It is fitting that on this second Sunday of Easter, decreed in 2000 by Pope John Paul II to be Divine Mercy Sunday, that the readings provide a biblical blueprint of how divine mercy and grace would spread in the months and years immediately following the Resurrection.
During the Easter season, leading up to the great Feast of Pentecost, readings from the Acts of the Apostles take the place of Old Testament readings. In this way the connection between “all that Jesus did and taught” (Acts 1:1) and all that the apostles did and taught can be clearly seen and reflected upon. The Evangelist Luke portrayed Jesus as The Prophet who would do great signs and wonders (the greatest being His death and resurrection) and in the Acts of the Apostles he depicted the early Christians—especially the apostles Peter and Paul—as doing “many signs and wonders among the people” (Acts 5:12).

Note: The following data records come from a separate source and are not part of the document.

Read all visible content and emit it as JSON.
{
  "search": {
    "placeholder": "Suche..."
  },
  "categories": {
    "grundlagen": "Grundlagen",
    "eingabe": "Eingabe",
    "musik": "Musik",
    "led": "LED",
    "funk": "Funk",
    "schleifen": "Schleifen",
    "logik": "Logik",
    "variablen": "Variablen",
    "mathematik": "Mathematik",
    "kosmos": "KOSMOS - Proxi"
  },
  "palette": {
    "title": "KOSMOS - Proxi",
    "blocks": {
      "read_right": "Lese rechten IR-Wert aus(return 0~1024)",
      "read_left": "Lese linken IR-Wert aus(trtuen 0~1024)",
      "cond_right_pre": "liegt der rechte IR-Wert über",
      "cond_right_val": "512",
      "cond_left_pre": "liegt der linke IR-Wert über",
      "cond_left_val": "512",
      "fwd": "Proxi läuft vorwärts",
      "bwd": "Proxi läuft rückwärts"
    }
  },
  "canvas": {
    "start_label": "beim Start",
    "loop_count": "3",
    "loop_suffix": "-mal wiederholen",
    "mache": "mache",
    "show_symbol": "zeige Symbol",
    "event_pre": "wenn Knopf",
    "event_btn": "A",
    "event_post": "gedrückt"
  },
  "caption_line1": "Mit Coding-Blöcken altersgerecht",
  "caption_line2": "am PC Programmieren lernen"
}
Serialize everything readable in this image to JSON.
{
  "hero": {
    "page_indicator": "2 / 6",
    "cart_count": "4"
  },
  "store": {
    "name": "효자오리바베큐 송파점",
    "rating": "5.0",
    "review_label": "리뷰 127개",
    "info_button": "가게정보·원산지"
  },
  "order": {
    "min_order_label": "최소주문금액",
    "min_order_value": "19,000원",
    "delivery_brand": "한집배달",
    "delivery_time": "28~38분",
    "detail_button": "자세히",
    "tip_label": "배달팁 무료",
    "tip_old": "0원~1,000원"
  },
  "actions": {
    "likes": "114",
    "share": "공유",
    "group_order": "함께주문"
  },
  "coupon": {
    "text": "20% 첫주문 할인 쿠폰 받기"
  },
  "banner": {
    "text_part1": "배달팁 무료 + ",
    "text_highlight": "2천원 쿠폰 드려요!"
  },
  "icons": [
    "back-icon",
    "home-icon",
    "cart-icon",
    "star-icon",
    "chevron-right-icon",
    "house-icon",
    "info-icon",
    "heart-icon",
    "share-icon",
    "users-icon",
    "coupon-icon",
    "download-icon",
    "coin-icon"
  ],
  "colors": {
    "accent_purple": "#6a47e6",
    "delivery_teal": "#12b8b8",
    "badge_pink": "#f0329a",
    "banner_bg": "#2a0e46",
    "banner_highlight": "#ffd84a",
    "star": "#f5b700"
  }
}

The blueprint of mercy can be summed up in four words: preparation, proclamation, perseverance, and purpose.
The preparation began during the ministry of Jesus, as He spent countless hours, days, and months with His disciples, teaching them by both word and example. Christ’s Passion and the Resurrection took that preparation to a place the disciples could barely begin to fathom prior to those dramatic events. Today’s Gospel reading highlights, in the well-known story of doubting Thomas, that the process of preparation was not a quick or easy one. As the disciples hid behind closed doors, they were often filled with fear and confusion. But the appearance of the Risen Christ in their midst was a source of peace and joy. And so they received their instructions: “As the Father has sent me, so I send you.” Then, later, in response to Thomas’s famous cry—“My Lord and my God!”—Jesus further prepared the disciples for their divine mission by pointing them toward the many souls in need of the Gospel: “Blessed are those who have not seen and have believed.”
Read more at Catholic World Report.